In an aggressive push to end hepatitis C in England, health authorities there are in the process of weighing bids in NHS England's “largest ever” drug procurement process. But AbbVie isn’t happy with the negotiations, and it’s suing the health service for treating bidders unfairly, according to England’s Health Service Journal (HSJ).
AbbVie, which makes the fast-growing Mavyret, claimed the National Health Service broke procurement rules in its effort to buy hundreds of millions of pounds worth of hepatitis C drugs, HSJ reported. The NHS wants to buy the drugs in bulk to keep costs down as it works to eliminate hep C in England by 2025.
Along with AbbVie, Gilead Sciences, Janssen and Merck & Co. have also bid, according to the publication. Merck is known as MSD in England.
A spokesperson for AbbVie told HSJ that the company "has entered into legal action against NHS England. We cannot comment any further as the legal proceedings are not yet concluded.”
NHS England denied the allegations, according to HSJ. Both parties are preparing for a trial.
NHS England originally wanted to get the drugs to patients starting in October, but an expert with the British Liver Trust told HSJ that stakeholders were told the program is delayed until January at the earliest.
NHS England wants to buy large quantities of new hep C antivirals with high efficacy and a more tolerable side effect profile than older drugs. Gilead’s Sovaldi launched in the class first, back in 2014, and brought in megablockbuster sales, followed by Gilead's own Harvoni. The California biotech's initial success in hep C has waned over time as newer competitors have launched—including AbbVie’s Mavyret.
Since its launch last year, AbbVie's pan-genotypic hep C drug Mavyret has been on a tear for the company.

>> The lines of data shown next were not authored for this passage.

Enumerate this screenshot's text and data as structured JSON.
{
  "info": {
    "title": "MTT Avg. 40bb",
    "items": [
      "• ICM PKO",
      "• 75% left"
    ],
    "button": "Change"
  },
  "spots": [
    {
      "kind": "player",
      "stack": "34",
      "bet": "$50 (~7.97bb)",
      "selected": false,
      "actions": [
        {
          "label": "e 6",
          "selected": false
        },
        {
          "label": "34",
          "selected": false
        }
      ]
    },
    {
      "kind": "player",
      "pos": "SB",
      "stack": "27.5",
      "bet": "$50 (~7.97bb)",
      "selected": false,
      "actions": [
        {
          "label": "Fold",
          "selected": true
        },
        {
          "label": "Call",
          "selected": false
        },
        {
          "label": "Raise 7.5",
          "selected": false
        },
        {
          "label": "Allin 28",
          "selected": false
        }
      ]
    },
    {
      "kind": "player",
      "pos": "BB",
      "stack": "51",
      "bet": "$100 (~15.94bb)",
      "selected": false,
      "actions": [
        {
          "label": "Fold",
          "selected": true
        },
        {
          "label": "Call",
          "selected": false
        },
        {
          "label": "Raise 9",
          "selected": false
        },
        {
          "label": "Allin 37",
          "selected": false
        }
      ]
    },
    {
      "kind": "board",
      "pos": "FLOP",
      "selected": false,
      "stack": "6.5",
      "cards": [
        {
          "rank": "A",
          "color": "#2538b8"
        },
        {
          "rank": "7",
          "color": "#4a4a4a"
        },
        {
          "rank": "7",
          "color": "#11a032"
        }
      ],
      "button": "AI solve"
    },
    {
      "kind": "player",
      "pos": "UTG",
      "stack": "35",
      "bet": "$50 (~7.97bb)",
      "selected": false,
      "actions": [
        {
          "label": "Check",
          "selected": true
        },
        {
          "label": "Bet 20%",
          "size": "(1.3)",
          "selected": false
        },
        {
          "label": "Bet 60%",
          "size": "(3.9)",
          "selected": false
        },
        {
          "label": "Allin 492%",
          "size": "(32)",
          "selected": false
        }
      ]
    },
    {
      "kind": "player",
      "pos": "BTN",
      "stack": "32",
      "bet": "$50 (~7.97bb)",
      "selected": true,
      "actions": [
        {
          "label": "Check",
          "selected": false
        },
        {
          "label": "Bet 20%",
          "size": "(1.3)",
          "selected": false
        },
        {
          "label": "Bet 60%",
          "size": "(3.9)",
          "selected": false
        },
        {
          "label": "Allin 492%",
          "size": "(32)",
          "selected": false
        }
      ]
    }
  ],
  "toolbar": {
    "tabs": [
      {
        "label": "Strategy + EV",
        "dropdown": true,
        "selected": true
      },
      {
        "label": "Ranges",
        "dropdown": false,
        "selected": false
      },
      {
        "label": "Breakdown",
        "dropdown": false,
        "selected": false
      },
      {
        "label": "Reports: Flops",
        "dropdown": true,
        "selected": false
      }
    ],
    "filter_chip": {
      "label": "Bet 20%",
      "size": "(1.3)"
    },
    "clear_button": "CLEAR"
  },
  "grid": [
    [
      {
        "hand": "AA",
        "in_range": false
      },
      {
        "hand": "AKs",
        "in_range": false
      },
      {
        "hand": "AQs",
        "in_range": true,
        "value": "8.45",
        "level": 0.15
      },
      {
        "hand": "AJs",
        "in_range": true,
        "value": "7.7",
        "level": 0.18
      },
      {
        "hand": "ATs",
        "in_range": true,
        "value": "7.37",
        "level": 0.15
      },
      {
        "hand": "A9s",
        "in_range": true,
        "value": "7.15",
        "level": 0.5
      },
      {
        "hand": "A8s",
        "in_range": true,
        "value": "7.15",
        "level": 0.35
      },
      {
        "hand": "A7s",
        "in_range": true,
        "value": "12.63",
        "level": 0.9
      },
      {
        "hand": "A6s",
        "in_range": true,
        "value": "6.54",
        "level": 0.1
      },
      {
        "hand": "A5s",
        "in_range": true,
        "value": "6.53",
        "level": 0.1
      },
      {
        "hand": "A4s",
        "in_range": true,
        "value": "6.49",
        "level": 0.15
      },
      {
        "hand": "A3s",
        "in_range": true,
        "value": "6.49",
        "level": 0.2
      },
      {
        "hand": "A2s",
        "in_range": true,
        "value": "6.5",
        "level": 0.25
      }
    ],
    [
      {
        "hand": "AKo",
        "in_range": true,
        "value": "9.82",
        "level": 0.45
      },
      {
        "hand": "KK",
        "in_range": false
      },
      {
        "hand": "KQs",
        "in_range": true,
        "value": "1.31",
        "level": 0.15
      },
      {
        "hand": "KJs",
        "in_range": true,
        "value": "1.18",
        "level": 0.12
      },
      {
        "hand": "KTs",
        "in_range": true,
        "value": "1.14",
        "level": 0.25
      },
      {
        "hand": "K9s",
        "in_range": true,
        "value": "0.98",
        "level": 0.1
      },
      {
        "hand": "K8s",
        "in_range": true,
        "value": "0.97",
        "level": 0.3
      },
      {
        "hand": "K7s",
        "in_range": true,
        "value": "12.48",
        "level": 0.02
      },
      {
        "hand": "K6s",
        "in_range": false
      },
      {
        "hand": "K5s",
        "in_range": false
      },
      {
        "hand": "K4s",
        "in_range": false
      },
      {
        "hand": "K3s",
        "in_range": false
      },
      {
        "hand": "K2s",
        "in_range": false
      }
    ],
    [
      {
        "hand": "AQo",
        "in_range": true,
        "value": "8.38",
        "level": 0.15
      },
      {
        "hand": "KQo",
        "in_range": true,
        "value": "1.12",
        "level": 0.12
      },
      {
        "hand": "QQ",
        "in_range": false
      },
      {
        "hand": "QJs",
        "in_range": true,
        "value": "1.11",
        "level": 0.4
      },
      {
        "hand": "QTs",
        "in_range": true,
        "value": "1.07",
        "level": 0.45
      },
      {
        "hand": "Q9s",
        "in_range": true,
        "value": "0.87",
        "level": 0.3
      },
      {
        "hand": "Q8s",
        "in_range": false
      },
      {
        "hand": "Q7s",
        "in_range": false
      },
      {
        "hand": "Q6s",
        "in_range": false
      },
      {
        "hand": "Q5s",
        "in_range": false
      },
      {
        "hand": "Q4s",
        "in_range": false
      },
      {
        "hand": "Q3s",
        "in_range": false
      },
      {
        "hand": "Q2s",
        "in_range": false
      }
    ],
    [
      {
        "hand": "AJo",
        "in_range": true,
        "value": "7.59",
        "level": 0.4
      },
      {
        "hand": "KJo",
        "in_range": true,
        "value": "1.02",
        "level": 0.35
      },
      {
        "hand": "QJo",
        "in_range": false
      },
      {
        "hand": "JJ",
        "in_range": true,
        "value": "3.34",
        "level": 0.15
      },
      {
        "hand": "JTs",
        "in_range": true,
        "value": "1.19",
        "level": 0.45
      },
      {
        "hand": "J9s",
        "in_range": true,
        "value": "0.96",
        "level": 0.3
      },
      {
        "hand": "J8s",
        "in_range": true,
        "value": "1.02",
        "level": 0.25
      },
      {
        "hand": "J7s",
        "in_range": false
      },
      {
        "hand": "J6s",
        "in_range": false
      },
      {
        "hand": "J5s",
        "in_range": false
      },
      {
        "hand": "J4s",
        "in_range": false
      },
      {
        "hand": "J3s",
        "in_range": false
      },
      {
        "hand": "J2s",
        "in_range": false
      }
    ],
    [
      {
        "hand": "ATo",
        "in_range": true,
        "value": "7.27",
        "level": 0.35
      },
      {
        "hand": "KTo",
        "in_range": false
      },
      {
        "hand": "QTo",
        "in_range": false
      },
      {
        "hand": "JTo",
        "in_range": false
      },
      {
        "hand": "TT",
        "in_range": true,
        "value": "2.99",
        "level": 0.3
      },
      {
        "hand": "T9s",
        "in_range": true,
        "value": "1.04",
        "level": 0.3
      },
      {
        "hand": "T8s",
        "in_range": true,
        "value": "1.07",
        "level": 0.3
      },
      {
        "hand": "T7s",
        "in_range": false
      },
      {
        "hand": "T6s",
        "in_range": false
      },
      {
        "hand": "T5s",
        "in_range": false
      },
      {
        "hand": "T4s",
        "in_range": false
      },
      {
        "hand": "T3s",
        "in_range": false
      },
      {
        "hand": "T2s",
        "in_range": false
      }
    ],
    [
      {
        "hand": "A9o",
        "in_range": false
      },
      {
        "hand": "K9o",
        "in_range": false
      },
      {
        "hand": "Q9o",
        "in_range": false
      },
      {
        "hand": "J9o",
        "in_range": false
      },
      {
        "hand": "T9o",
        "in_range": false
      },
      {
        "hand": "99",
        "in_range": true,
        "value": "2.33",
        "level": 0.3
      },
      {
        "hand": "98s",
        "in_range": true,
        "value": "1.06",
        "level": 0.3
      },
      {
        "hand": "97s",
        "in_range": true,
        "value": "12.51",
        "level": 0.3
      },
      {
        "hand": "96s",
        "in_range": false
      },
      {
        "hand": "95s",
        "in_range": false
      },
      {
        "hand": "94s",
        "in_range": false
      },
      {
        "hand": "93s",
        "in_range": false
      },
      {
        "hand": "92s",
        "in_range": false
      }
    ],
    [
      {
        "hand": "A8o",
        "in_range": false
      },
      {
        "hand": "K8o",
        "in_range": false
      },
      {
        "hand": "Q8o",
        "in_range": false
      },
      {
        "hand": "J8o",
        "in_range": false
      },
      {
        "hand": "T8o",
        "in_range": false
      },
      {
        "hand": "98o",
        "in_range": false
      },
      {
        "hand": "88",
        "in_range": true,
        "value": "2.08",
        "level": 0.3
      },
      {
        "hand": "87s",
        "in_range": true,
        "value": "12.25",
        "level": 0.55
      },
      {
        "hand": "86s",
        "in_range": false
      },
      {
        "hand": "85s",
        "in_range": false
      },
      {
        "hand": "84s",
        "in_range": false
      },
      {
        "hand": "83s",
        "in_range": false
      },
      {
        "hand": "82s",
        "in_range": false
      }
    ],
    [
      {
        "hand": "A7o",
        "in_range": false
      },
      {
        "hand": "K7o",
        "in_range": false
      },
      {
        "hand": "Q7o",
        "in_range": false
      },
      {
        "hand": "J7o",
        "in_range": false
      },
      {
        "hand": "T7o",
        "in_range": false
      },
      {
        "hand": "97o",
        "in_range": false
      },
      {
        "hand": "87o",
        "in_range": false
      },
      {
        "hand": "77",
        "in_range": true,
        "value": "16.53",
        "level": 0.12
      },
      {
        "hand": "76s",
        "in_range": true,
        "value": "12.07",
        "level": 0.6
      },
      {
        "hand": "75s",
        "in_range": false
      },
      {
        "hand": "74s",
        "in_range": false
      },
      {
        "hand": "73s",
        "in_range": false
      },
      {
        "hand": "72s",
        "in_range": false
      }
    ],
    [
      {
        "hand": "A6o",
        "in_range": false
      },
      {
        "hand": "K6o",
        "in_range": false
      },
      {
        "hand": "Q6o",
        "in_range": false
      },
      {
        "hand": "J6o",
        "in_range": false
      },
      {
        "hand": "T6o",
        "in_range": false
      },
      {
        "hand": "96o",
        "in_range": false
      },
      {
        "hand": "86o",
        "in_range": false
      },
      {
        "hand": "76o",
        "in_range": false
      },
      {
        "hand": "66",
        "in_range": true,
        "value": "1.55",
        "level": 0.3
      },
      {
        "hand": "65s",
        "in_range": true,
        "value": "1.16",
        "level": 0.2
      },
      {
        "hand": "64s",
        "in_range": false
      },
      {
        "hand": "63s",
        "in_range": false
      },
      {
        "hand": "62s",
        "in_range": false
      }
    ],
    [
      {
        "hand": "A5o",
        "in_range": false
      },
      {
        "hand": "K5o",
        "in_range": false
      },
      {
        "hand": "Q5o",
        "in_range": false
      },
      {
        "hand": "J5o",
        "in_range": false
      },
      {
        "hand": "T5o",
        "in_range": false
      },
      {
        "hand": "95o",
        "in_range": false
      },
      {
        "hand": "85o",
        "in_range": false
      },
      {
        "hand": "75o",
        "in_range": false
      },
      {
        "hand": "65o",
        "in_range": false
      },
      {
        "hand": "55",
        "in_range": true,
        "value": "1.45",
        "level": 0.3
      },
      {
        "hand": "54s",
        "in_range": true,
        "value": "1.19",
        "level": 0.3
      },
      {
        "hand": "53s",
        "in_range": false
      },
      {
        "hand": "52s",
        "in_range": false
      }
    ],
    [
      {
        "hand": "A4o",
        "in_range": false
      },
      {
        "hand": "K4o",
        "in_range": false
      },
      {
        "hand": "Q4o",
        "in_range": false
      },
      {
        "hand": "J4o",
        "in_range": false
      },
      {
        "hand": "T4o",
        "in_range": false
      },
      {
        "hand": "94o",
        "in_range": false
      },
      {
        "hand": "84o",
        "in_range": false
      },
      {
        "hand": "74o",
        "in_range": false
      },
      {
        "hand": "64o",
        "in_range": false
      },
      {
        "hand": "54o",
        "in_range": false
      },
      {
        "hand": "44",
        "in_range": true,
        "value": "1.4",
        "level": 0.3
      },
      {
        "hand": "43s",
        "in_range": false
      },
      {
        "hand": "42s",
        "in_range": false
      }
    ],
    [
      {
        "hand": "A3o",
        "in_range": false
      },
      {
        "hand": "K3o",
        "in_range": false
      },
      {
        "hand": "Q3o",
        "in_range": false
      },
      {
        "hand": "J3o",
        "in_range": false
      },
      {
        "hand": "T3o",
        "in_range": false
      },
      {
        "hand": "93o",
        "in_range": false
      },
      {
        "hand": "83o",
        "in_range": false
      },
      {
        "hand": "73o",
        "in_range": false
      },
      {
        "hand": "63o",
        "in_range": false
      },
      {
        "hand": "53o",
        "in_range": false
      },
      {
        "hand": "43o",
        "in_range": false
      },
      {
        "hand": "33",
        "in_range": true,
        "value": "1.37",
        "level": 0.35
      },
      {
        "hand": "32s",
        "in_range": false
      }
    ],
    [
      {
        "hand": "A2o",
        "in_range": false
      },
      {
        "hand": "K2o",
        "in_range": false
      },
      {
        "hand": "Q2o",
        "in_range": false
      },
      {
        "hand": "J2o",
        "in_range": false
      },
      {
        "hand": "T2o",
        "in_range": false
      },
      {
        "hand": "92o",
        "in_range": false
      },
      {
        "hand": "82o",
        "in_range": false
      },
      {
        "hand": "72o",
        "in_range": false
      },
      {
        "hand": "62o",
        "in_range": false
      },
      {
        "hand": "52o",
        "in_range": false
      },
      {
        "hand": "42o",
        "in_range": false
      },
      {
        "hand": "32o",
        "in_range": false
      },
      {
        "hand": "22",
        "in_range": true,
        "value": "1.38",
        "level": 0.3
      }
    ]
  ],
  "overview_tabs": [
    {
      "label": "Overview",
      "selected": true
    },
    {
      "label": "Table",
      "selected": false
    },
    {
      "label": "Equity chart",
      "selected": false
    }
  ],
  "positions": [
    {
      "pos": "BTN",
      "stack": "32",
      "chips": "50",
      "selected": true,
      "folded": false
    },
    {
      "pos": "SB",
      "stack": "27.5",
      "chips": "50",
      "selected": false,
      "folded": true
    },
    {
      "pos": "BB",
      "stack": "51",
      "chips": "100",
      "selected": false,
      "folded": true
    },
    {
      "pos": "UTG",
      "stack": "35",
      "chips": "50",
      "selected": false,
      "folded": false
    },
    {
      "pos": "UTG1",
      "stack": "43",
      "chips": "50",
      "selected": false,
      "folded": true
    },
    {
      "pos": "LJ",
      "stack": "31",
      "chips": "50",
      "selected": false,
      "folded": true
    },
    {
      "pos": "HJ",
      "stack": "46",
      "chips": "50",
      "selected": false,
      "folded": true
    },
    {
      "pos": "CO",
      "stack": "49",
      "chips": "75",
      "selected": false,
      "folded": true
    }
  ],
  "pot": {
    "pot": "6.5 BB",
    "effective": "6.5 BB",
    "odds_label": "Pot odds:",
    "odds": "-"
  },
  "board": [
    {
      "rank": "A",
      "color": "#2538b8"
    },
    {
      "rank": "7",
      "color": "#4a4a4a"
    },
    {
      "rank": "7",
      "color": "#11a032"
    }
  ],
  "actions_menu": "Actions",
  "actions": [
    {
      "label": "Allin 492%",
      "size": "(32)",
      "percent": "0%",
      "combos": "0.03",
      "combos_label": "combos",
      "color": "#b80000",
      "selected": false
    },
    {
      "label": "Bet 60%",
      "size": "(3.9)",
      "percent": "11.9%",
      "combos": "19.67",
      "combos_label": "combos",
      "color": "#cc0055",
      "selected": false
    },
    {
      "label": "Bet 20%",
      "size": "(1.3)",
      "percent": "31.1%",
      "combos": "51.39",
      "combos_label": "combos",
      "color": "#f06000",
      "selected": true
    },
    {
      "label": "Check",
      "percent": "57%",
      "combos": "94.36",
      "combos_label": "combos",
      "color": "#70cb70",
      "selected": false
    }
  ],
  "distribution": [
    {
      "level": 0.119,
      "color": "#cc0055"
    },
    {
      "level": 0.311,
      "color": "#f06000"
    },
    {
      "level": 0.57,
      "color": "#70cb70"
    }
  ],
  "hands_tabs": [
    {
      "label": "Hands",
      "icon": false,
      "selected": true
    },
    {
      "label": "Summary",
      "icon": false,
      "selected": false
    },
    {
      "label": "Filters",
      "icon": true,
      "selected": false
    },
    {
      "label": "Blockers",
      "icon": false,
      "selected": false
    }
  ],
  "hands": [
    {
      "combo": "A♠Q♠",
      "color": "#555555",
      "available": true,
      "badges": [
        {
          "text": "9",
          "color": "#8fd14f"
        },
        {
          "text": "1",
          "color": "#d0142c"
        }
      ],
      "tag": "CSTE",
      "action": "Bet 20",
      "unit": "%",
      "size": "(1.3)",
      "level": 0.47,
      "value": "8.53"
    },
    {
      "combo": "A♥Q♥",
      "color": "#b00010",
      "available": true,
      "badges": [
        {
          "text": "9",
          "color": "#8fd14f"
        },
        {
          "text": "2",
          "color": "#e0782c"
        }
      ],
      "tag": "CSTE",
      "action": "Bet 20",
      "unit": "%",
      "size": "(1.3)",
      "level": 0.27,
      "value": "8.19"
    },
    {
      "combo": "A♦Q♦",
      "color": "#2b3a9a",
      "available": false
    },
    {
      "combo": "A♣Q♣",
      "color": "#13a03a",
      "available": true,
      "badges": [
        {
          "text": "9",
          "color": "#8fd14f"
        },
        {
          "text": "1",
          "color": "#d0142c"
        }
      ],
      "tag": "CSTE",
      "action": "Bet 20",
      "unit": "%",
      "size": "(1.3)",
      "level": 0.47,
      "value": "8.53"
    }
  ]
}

In the third quarter, the Illinois drugmaker's hep C revenues came in at $862 million.